Write out the data below in full, unchanged, minus the images.

Page and application data records:
______
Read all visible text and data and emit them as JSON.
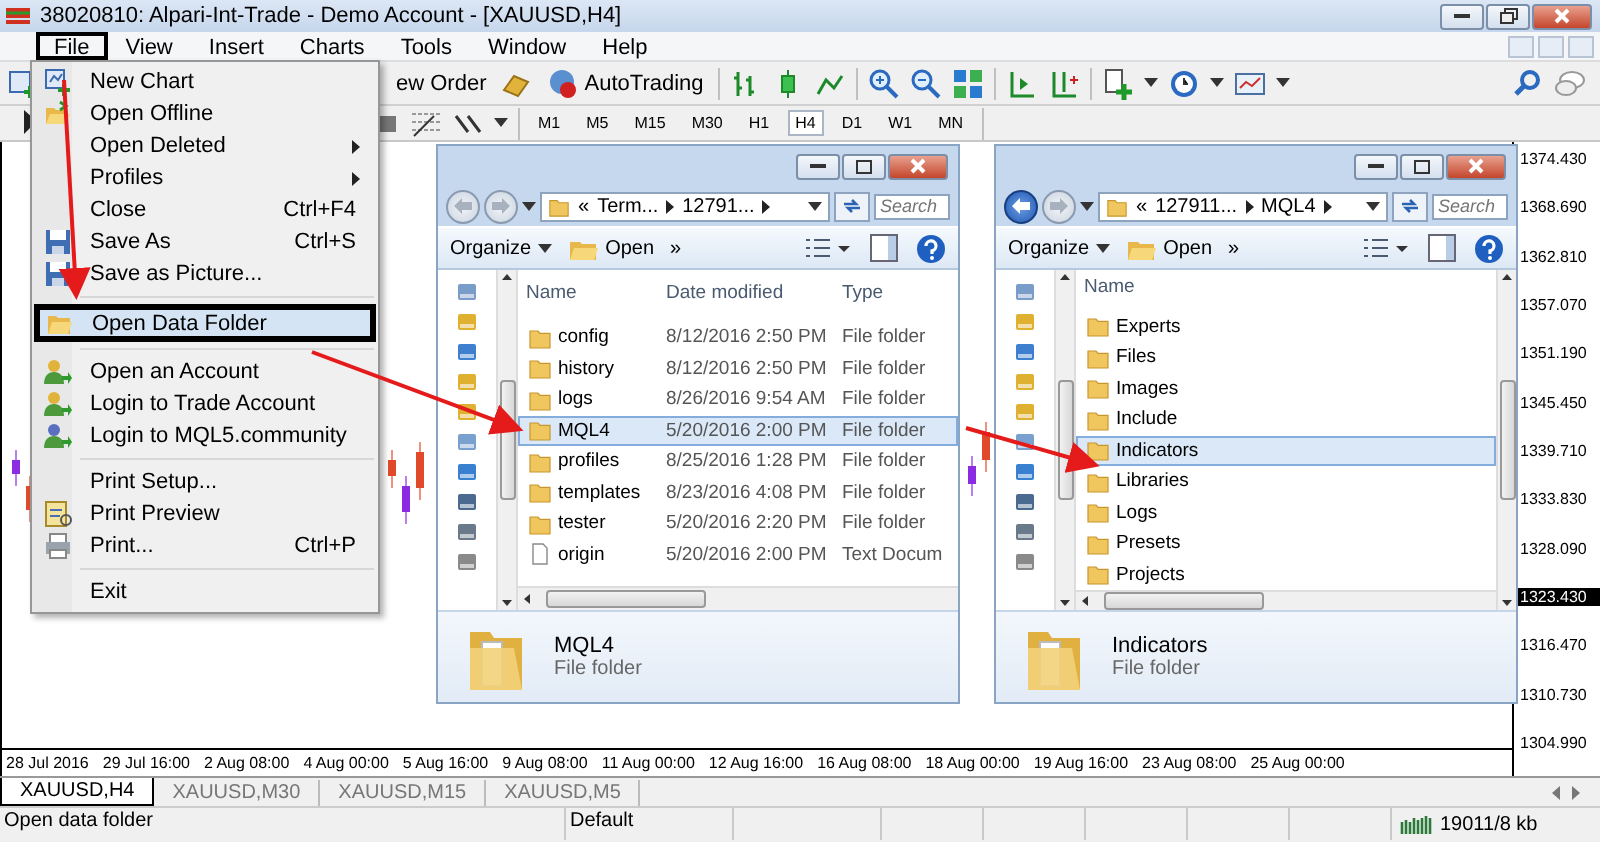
{
  "title_bar": {
    "title": "38020810: Alpari-Int-Trade - Demo Account - [XAUUSD,H4]"
  },
  "menu_bar": [
    {
      "label": "File",
      "selected": true
    },
    {
      "label": "View",
      "selected": false
    },
    {
      "label": "Insert",
      "selected": false
    },
    {
      "label": "Charts",
      "selected": false
    },
    {
      "label": "Tools",
      "selected": false
    },
    {
      "label": "Window",
      "selected": false
    },
    {
      "label": "Help",
      "selected": false
    }
  ],
  "toolbar": {
    "new_order": "ew Order",
    "autotrading": "AutoTrading"
  },
  "timeframes": [
    {
      "label": "M1",
      "selected": false
    },
    {
      "label": "M5",
      "selected": false
    },
    {
      "label": "M15",
      "selected": false
    },
    {
      "label": "M30",
      "selected": false
    },
    {
      "label": "H1",
      "selected": false
    },
    {
      "label": "H4",
      "selected": true
    },
    {
      "label": "D1",
      "selected": false
    },
    {
      "label": "W1",
      "selected": false
    },
    {
      "label": "MN",
      "selected": false
    }
  ],
  "file_menu": [
    {
      "kind": "chart",
      "label": "New Chart",
      "selected": false
    },
    {
      "kind": "open",
      "label": "Open Offline",
      "selected": false
    },
    {
      "kind": "plain",
      "label": "Open Deleted",
      "submenu": true,
      "selected": false
    },
    {
      "kind": "plain",
      "label": "Profiles",
      "submenu": true,
      "selected": false
    },
    {
      "kind": "plain",
      "label": "Close",
      "shortcut": "Ctrl+F4",
      "selected": false
    },
    {
      "kind": "save",
      "label": "Save As",
      "shortcut": "Ctrl+S",
      "selected": false
    },
    {
      "kind": "save",
      "label": "Save as Picture...",
      "selected": false
    },
    {
      "kind": "separator"
    },
    {
      "kind": "folder",
      "label": "Open Data Folder",
      "selected": true
    },
    {
      "kind": "separator"
    },
    {
      "kind": "user",
      "label": "Open an Account",
      "selected": false
    },
    {
      "kind": "user",
      "label": "Login to Trade Account",
      "selected": false
    },
    {
      "kind": "community",
      "label": "Login to MQL5.community",
      "selected": false
    },
    {
      "kind": "separator"
    },
    {
      "kind": "plain",
      "label": "Print Setup...",
      "selected": false
    },
    {
      "kind": "preview",
      "label": "Print Preview",
      "selected": false
    },
    {
      "kind": "print",
      "label": "Print...",
      "shortcut": "Ctrl+P",
      "selected": false
    },
    {
      "kind": "separator"
    },
    {
      "kind": "plain",
      "label": "Exit",
      "selected": false
    }
  ],
  "chart": {
    "prices": [
      {
        "value": "1374.430",
        "current": false
      },
      {
        "value": "1368.690",
        "current": false
      },
      {
        "value": "1362.810",
        "current": false
      },
      {
        "value": "1357.070",
        "current": false
      },
      {
        "value": "1351.190",
        "current": false
      },
      {
        "value": "1345.450",
        "current": false
      },
      {
        "value": "1339.710",
        "current": false
      },
      {
        "value": "1333.830",
        "current": false
      },
      {
        "value": "1328.090",
        "current": false
      },
      {
        "value": "1323.430",
        "current": true
      },
      {
        "value": "1316.470",
        "current": false
      },
      {
        "value": "1310.730",
        "current": false
      },
      {
        "value": "1304.990",
        "current": false
      }
    ],
    "times": [
      "28 Jul 2016",
      "29 Jul 16:00",
      "2 Aug 08:00",
      "4 Aug 00:00",
      "5 Aug 16:00",
      "9 Aug 08:00",
      "11 Aug 00:00",
      "12 Aug 16:00",
      "16 Aug 08:00",
      "18 Aug 00:00",
      "19 Aug 16:00",
      "23 Aug 08:00",
      "25 Aug 00:00"
    ]
  },
  "explorers": [
    {
      "back_enabled": false,
      "prefix": "«",
      "path": [
        "Term...",
        "12791..."
      ],
      "search_placeholder": "Search",
      "organize": "Organize",
      "open": "Open",
      "more": "»",
      "columns": [
        "Name",
        "Date modified",
        "Type"
      ],
      "rows": [
        {
          "kind": "folder",
          "name": "config",
          "date": "8/12/2016 2:50 PM",
          "type": "File folder",
          "selected": false
        },
        {
          "kind": "folder",
          "name": "history",
          "date": "8/12/2016 2:50 PM",
          "type": "File folder",
          "selected": false
        },
        {
          "kind": "folder",
          "name": "logs",
          "date": "8/26/2016 9:54 AM",
          "type": "File folder",
          "selected": false
        },
        {
          "kind": "folder",
          "name": "MQL4",
          "date": "5/20/2016 2:00 PM",
          "type": "File folder",
          "selected": true
        },
        {
          "kind": "folder",
          "name": "profiles",
          "date": "8/25/2016 1:28 PM",
          "type": "File folder",
          "selected": false
        },
        {
          "kind": "folder",
          "name": "templates",
          "date": "8/23/2016 4:08 PM",
          "type": "File folder",
          "selected": false
        },
        {
          "kind": "folder",
          "name": "tester",
          "date": "5/20/2016 2:20 PM",
          "type": "File folder",
          "selected": false
        },
        {
          "kind": "file",
          "name": "origin",
          "date": "5/20/2016 2:00 PM",
          "type": "Text Docum",
          "selected": false
        }
      ],
      "details": {
        "name": "MQL4",
        "type": "File folder"
      }
    },
    {
      "back_enabled": true,
      "prefix": "«",
      "path": [
        "127911...",
        "MQL4"
      ],
      "search_placeholder": "Search",
      "organize": "Organize",
      "open": "Open",
      "more": "»",
      "columns": [
        "Name"
      ],
      "rows": [
        {
          "kind": "folder",
          "name": "Experts",
          "selected": false
        },
        {
          "kind": "folder",
          "name": "Files",
          "selected": false
        },
        {
          "kind": "folder",
          "name": "Images",
          "selected": false
        },
        {
          "kind": "folder",
          "name": "Include",
          "selected": false
        },
        {
          "kind": "folder",
          "name": "Indicators",
          "selected": true
        },
        {
          "kind": "folder",
          "name": "Libraries",
          "selected": false
        },
        {
          "kind": "folder",
          "name": "Logs",
          "selected": false
        },
        {
          "kind": "folder",
          "name": "Presets",
          "selected": false
        },
        {
          "kind": "folder",
          "name": "Projects",
          "selected": false
        }
      ],
      "details": {
        "name": "Indicators",
        "type": "File folder"
      }
    }
  ],
  "tabs": [
    {
      "label": "XAUUSD,H4",
      "selected": true
    },
    {
      "label": "XAUUSD,M30",
      "selected": false
    },
    {
      "label": "XAUUSD,M15",
      "selected": false
    },
    {
      "label": "XAUUSD,M5",
      "selected": false
    }
  ],
  "status_bar": {
    "message": "Open data folder",
    "profile": "Default",
    "traffic": "19011/8 kb"
  }
}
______
OUTPUT FOR THIS EXERCISE:
Read all visible text and data and emit them as JSON.
{
  "title_bar": {
    "title": "38020810: Alpari-Int-Trade - Demo Account - [XAUUSD,H4]"
  },
  "menu_bar": [
    {
      "label": "File",
      "selected": true
    },
    {
      "label": "View",
      "selected": false
    },
    {
      "label": "Insert",
      "selected": false
    },
    {
      "label": "Charts",
      "selected": false
    },
    {
      "label": "Tools",
      "selected": false
    },
    {
      "label": "Window",
      "selected": false
    },
    {
      "label": "Help",
      "selected": false
    }
  ],
  "toolbar": {
    "new_order": "ew Order",
    "autotrading": "AutoTrading"
  },
  "timeframes": [
    {
      "label": "M1",
      "selected": false
    },
    {
      "label": "M5",
      "selected": false
    },
    {
      "label": "M15",
      "selected": false
    },
    {
      "label": "M30",
      "selected": false
    },
    {
      "label": "H1",
      "selected": false
    },
    {
      "label": "H4",
      "selected": true
    },
    {
      "label": "D1",
      "selected": false
    },
    {
      "label": "W1",
      "selected": false
    },
    {
      "label": "MN",
      "selected": false
    }
  ],
  "file_menu": [
    {
      "kind": "chart",
      "label": "New Chart",
      "selected": false
    },
    {
      "kind": "open",
      "label": "Open Offline",
      "selected": false
    },
    {
      "kind": "plain",
      "label": "Open Deleted",
      "submenu": true,
      "selected": false
    },
    {
      "kind": "plain",
      "label": "Profiles",
      "submenu": true,
      "selected": false
    },
    {
      "kind": "plain",
      "label": "Close",
      "shortcut": "Ctrl+F4",
      "selected": false
    },
    {
      "kind": "save",
      "label": "Save As",
      "shortcut": "Ctrl+S",
      "selected": false
    },
    {
      "kind": "save",
      "label": "Save as Picture...",
      "selected": false
    },
    {
      "kind": "separator"
    },
    {
      "kind": "folder",
      "label": "Open Data Folder",
      "selected": true
    },
    {
      "kind": "separator"
    },
    {
      "kind": "user",
      "label": "Open an Account",
      "selected": false
    },
    {
      "kind": "user",
      "label": "Login to Trade Account",
      "selected": false
    },
    {
      "kind": "community",
      "label": "Login to MQL5.community",
      "selected": false
    },
    {
      "kind": "separator"
    },
    {
      "kind": "plain",
      "label": "Print Setup...",
      "selected": false
    },
    {
      "kind": "preview",
      "label": "Print Preview",
      "selected": false
    },
    {
      "kind": "print",
      "label": "Print...",
      "shortcut": "Ctrl+P",
      "selected": false
    },
    {
      "kind": "separator"
    },
    {
      "kind": "plain",
      "label": "Exit",
      "selected": false
    }
  ],
  "chart": {
    "prices": [
      {
        "value": "1374.430",
        "current": false
      },
      {
        "value": "1368.690",
        "current": false
      },
      {
        "value": "1362.810",
        "current": false
      },
      {
        "value": "1357.070",
        "current": false
      },
      {
        "value": "1351.190",
        "current": false
      },
      {
        "value": "1345.450",
        "current": false
      },
      {
        "value": "1339.710",
        "current": false
      },
      {
        "value": "1333.830",
        "current": false
      },
      {
        "value": "1328.090",
        "current": false
      },
      {
        "value": "1323.430",
        "current": true
      },
      {
        "value": "1316.470",
        "current": false
      },
      {
        "value": "1310.730",
        "current": false
      },
      {
        "value": "1304.990",
        "current": false
      }
    ],
    "times": [
      "28 Jul 2016",
      "29 Jul 16:00",
      "2 Aug 08:00",
      "4 Aug 00:00",
      "5 Aug 16:00",
      "9 Aug 08:00",
      "11 Aug 00:00",
      "12 Aug 16:00",
      "16 Aug 08:00",
      "18 Aug 00:00",
      "19 Aug 16:00",
      "23 Aug 08:00",
      "25 Aug 00:00"
    ]
  },
  "explorers": [
    {
      "back_enabled": false,
      "prefix": "«",
      "path": [
        "Term...",
        "12791..."
      ],
      "search_placeholder": "Search",
      "organize": "Organize",
      "open": "Open",
      "more": "»",
      "columns": [
        "Name",
        "Date modified",
        "Type"
      ],
      "rows": [
        {
          "kind": "folder",
          "name": "config",
          "date": "8/12/2016 2:50 PM",
          "type": "File folder",
          "selected": false
        },
        {
          "kind": "folder",
          "name": "history",
          "date": "8/12/2016 2:50 PM",
          "type": "File folder",
          "selected": false
        },
        {
          "kind": "folder",
          "name": "logs",
          "date": "8/26/2016 9:54 AM",
          "type": "File folder",
          "selected": false
        },
        {
          "kind": "folder",
          "name": "MQL4",
          "date": "5/20/2016 2:00 PM",
          "type": "File folder",
          "selected": true
        },
        {
          "kind": "folder",
          "name": "profiles",
          "date": "8/25/2016 1:28 PM",
          "type": "File folder",
          "selected": false
        },
        {
          "kind": "folder",
          "name": "templates",
          "date": "8/23/2016 4:08 PM",
          "type": "File folder",
          "selected": false
        },
        {
          "kind": "folder",
          "name": "tester",
          "date": "5/20/2016 2:20 PM",
          "type": "File folder",
          "selected": false
        },
        {
          "kind": "file",
          "name": "origin",
          "date": "5/20/2016 2:00 PM",
          "type": "Text Docum",
          "selected": false
        }
      ],
      "details": {
        "name": "MQL4",
        "type": "File folder"
      }
    },
    {
      "back_enabled": true,
      "prefix": "«",
      "path": [
        "127911...",
        "MQL4"
      ],
      "search_placeholder": "Search",
      "organize": "Organize",
      "open": "Open",
      "more": "»",
      "columns": [
        "Name"
      ],
      "rows": [
        {
          "kind": "folder",
          "name": "Experts",
          "selected": false
        },
        {
          "kind": "folder",
          "name": "Files",
          "selected": false
        },
        {
          "kind": "folder",
          "name": "Images",
          "selected": false
        },
        {
          "kind": "folder",
          "name": "Include",
          "selected": false
        },
        {
          "kind": "folder",
          "name": "Indicators",
          "selected": true
        },
        {
          "kind": "folder",
          "name": "Libraries",
          "selected": false
        },
        {
          "kind": "folder",
          "name": "Logs",
          "selected": false
        },
        {
          "kind": "folder",
          "name": "Presets",
          "selected": false
        },
        {
          "kind": "folder",
          "name": "Projects",
          "selected": false
        }
      ],
      "details": {
        "name": "Indicators",
        "type": "File folder"
      }
    }
  ],
  "tabs": [
    {
      "label": "XAUUSD,H4",
      "selected": true
    },
    {
      "label": "XAUUSD,M30",
      "selected": false
    },
    {
      "label": "XAUUSD,M15",
      "selected": false
    },
    {
      "label": "XAUUSD,M5",
      "selected": false
    }
  ],
  "status_bar": {
    "message": "Open data folder",
    "profile": "Default",
    "traffic": "19011/8 kb"
  }
}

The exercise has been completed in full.